> **ACTIVITY**:
What is needed here is every record, retyped without any change.

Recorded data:
▬▬▬▬▬▬▬▬▬▬

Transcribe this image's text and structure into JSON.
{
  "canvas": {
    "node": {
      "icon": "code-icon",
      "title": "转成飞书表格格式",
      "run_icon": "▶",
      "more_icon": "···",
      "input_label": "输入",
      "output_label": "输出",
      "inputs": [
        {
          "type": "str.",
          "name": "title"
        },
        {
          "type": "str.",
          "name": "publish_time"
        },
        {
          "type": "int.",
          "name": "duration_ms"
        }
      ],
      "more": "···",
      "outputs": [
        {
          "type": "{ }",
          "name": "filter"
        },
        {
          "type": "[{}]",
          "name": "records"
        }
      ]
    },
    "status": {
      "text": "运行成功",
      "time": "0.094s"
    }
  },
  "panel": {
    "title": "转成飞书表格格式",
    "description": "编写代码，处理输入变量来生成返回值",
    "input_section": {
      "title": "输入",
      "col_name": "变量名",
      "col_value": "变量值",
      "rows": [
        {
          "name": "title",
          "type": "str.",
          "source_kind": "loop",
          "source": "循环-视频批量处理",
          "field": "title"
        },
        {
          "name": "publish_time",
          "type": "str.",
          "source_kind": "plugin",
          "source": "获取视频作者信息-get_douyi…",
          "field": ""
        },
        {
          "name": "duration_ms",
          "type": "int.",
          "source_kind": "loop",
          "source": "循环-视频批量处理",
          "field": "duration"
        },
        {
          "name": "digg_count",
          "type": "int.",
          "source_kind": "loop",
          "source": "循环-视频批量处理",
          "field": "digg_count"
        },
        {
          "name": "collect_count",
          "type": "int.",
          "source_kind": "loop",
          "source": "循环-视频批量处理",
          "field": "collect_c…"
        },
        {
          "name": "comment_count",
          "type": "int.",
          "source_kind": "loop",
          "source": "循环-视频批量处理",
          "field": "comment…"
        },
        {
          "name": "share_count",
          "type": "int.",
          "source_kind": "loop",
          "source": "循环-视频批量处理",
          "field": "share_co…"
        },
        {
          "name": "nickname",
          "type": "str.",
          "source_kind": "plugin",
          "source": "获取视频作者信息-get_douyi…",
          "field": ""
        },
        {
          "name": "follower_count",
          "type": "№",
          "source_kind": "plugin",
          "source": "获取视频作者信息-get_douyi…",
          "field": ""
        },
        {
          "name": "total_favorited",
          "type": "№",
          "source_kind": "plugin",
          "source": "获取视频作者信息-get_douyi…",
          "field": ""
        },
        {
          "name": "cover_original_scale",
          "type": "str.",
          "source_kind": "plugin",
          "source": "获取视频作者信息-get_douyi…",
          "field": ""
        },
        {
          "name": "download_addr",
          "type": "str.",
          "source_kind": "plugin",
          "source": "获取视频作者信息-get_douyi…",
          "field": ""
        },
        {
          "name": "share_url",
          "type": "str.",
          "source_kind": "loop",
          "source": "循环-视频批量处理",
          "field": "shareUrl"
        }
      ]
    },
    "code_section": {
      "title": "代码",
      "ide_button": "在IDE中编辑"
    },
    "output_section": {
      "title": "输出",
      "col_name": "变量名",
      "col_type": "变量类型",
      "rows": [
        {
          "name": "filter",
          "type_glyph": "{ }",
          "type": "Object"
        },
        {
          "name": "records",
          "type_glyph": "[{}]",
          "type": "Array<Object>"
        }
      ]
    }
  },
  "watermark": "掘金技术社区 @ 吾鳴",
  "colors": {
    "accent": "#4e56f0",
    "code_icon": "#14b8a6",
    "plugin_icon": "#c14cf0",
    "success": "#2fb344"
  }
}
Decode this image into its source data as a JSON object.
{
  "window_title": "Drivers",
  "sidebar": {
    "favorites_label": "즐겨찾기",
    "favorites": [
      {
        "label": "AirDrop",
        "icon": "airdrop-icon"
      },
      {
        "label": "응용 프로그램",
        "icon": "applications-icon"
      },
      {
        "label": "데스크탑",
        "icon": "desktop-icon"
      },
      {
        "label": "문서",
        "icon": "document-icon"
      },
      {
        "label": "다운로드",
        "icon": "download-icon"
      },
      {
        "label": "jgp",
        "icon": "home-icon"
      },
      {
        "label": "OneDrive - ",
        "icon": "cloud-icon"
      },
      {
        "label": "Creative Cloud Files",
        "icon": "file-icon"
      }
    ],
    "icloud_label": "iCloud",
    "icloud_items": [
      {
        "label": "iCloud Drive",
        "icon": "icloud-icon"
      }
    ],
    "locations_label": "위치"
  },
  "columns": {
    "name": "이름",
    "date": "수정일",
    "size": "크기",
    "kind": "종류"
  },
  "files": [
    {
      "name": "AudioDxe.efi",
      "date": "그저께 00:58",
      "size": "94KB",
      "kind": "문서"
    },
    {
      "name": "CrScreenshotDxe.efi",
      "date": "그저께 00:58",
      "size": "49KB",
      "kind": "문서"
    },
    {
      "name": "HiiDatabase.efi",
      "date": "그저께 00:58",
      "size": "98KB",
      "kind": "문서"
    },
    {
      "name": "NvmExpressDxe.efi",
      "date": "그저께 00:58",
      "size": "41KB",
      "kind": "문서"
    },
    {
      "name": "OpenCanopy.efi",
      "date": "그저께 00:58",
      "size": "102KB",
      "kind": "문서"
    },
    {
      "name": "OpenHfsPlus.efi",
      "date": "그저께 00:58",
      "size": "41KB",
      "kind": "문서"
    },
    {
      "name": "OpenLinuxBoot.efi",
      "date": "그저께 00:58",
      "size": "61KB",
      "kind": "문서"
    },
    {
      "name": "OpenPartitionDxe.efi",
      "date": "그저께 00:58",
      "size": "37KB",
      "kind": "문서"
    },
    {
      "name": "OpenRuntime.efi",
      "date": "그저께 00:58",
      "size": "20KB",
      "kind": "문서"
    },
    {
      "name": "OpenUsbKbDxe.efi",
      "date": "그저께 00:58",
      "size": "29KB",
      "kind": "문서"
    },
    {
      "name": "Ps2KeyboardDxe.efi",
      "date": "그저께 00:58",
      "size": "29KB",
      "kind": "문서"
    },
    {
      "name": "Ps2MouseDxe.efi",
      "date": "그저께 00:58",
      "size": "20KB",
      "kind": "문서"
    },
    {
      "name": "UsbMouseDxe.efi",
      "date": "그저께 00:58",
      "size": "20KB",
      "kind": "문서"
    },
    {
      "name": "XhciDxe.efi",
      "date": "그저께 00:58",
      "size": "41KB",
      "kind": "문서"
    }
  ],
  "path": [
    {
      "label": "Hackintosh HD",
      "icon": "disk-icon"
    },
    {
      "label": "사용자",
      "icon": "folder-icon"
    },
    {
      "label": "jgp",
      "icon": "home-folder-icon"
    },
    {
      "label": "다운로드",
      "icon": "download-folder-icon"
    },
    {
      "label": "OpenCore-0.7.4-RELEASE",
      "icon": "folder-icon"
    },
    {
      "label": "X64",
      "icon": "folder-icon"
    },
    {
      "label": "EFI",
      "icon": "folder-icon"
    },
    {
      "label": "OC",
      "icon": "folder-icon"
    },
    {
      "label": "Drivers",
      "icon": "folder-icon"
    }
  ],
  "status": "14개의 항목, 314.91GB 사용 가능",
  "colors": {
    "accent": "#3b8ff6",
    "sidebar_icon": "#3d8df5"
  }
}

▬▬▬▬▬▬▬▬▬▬

> **EXPECTED ANSWER**:
Transcribe this image's text and structure into JSON.
{
  "canvas": {
    "node": {
      "icon": "code-icon",
      "title": "转成飞书表格格式",
      "run_icon": "▶",
      "more_icon": "···",
      "input_label": "输入",
      "output_label": "输出",
      "inputs": [
        {
          "type": "str.",
          "name": "title"
        },
        {
          "type": "str.",
          "name": "publish_time"
        },
        {
          "type": "int.",
          "name": "duration_ms"
        }
      ],
      "more": "···",
      "outputs": [
        {
          "type": "{ }",
          "name": "filter"
        },
        {
          "type": "[{}]",
          "name": "records"
        }
      ]
    },
    "status": {
      "text": "运行成功",
      "time": "0.094s"
    }
  },
  "panel": {
    "title": "转成飞书表格格式",
    "description": "编写代码，处理输入变量来生成返回值",
    "input_section": {
      "title": "输入",
      "col_name": "变量名",
      "col_value": "变量值",
      "rows": [
        {
          "name": "title",
          "type": "str.",
          "source_kind": "loop",
          "source": "循环-视频批量处理",
          "field": "title"
        },
        {
          "name": "publish_time",
          "type": "str.",
          "source_kind": "plugin",
          "source": "获取视频作者信息-get_douyi…",
          "field": ""
        },
        {
          "name": "duration_ms",
          "type": "int.",
          "source_kind": "loop",
          "source": "循环-视频批量处理",
          "field": "duration"
        },
        {
          "name": "digg_count",
          "type": "int.",
          "source_kind": "loop",
          "source": "循环-视频批量处理",
          "field": "digg_count"
        },
        {
          "name": "collect_count",
          "type": "int.",
          "source_kind": "loop",
          "source": "循环-视频批量处理",
          "field": "collect_c…"
        },
        {
          "name": "comment_count",
          "type": "int.",
          "source_kind": "loop",
          "source": "循环-视频批量处理",
          "field": "comment…"
        },
        {
          "name": "share_count",
          "type": "int.",
          "source_kind": "loop",
          "source": "循环-视频批量处理",
          "field": "share_co…"
        },
        {
          "name": "nickname",
          "type": "str.",
          "source_kind": "plugin",
          "source": "获取视频作者信息-get_douyi…",
          "field": ""
        },
        {
          "name": "follower_count",
          "type": "№",
          "source_kind": "plugin",
          "source": "获取视频作者信息-get_douyi…",
          "field": ""
        },
        {
          "name": "total_favorited",
          "type": "№",
          "source_kind": "plugin",
          "source": "获取视频作者信息-get_douyi…",
          "field": ""
        },
        {
          "name": "cover_original_scale",
          "type": "str.",
          "source_kind": "plugin",
          "source": "获取视频作者信息-get_douyi…",
          "field": ""
        },
        {
          "name": "download_addr",
          "type": "str.",
          "source_kind": "plugin",
          "source": "获取视频作者信息-get_douyi…",
          "field": ""
        },
        {
          "name": "share_url",
          "type": "str.",
          "source_kind": "loop",
          "source": "循环-视频批量处理",
          "field": "shareUrl"
        }
      ]
    },
    "code_section": {
      "title": "代码",
      "ide_button": "在IDE中编辑"
    },
    "output_section": {
      "title": "输出",
      "col_name": "变量名",
      "col_type": "变量类型",
      "rows": [
        {
          "name": "filter",
          "type_glyph": "{ }",
          "type": "Object"
        },
        {
          "name": "records",
          "type_glyph": "[{}]",
          "type": "Array<Object>"
        }
      ]
    }
  },
  "watermark": "掘金技术社区 @ 吾鳴",
  "colors": {
    "accent": "#4e56f0",
    "code_icon": "#14b8a6",
    "plugin_icon": "#c14cf0",
    "success": "#2fb344"
  }
}
Decode this image into its source data as a JSON object.
{
  "window_title": "Drivers",
  "sidebar": {
    "favorites_label": "즐겨찾기",
    "favorites": [
      {
        "label": "AirDrop",
        "icon": "airdrop-icon"
      },
      {
        "label": "응용 프로그램",
        "icon": "applications-icon"
      },
      {
        "label": "데스크탑",
        "icon": "desktop-icon"
      },
      {
        "label": "문서",
        "icon": "document-icon"
      },
      {
        "label": "다운로드",
        "icon": "download-icon"
      },
      {
        "label": "jgp",
        "icon": "home-icon"
      },
      {
        "label": "OneDrive - ",
        "icon": "cloud-icon"
      },
      {
        "label": "Creative Cloud Files",
        "icon": "file-icon"
      }
    ],
    "icloud_label": "iCloud",
    "icloud_items": [
      {
        "label": "iCloud Drive",
        "icon": "icloud-icon"
      }
    ],
    "locations_label": "위치"
  },
  "columns": {
    "name": "이름",
    "date": "수정일",
    "size": "크기",
    "kind": "종류"
  },
  "files": [
    {
      "name": "AudioDxe.efi",
      "date": "그저께 00:58",
      "size": "94KB",
      "kind": "문서"
    },
    {
      "name": "CrScreenshotDxe.efi",
      "date": "그저께 00:58",
      "size": "49KB",
      "kind": "문서"
    },
    {
      "name": "HiiDatabase.efi",
      "date": "그저께 00:58",
      "size": "98KB",
      "kind": "문서"
    },
    {
      "name": "NvmExpressDxe.efi",
      "date": "그저께 00:58",
      "size": "41KB",
      "kind": "문서"
    },
    {
      "name": "OpenCanopy.efi",
      "date": "그저께 00:58",
      "size": "102KB",
      "kind": "문서"
    },
    {
      "name": "OpenHfsPlus.efi",
      "date": "그저께 00:58",
      "size": "41KB",
      "kind": "문서"
    },
    {
      "name": "OpenLinuxBoot.efi",
      "date": "그저께 00:58",
      "size": "61KB",
      "kind": "문서"
    },
    {
      "name": "OpenPartitionDxe.efi",
      "date": "그저께 00:58",
      "size": "37KB",
      "kind": "문서"
    },
    {
      "name": "OpenRuntime.efi",
      "date": "그저께 00:58",
      "size": "20KB",
      "kind": "문서"
    },
    {
      "name": "OpenUsbKbDxe.efi",
      "date": "그저께 00:58",
      "size": "29KB",
      "kind": "문서"
    },
    {
      "name": "Ps2KeyboardDxe.efi",
      "date": "그저께 00:58",
      "size": "29KB",
      "kind": "문서"
    },
    {
      "name": "Ps2MouseDxe.efi",
      "date": "그저께 00:58",
      "size": "20KB",
      "kind": "문서"
    },
    {
      "name": "UsbMouseDxe.efi",
      "date": "그저께 00:58",
      "size": "20KB",
      "kind": "문서"
    },
    {
      "name": "XhciDxe.efi",
      "date": "그저께 00:58",
      "size": "41KB",
      "kind": "문서"
    }
  ],
  "path": [
    {
      "label": "Hackintosh HD",
      "icon": "disk-icon"
    },
    {
      "label": "사용자",
      "icon": "folder-icon"
    },
    {
      "label": "jgp",
      "icon": "home-folder-icon"
    },
    {
      "label": "다운로드",
      "icon": "download-folder-icon"
    },
    {
      "label": "OpenCore-0.7.4-RELEASE",
      "icon": "folder-icon"
    },
    {
      "label": "X64",
      "icon": "folder-icon"
    },
    {
      "label": "EFI",
      "icon": "folder-icon"
    },
    {
      "label": "OC",
      "icon": "folder-icon"
    },
    {
      "label": "Drivers",
      "icon": "folder-icon"
    }
  ],
  "status": "14개의 항목, 314.91GB 사용 가능",
  "colors": {
    "accent": "#3b8ff6",
    "sidebar_icon": "#3d8df5"
  }
}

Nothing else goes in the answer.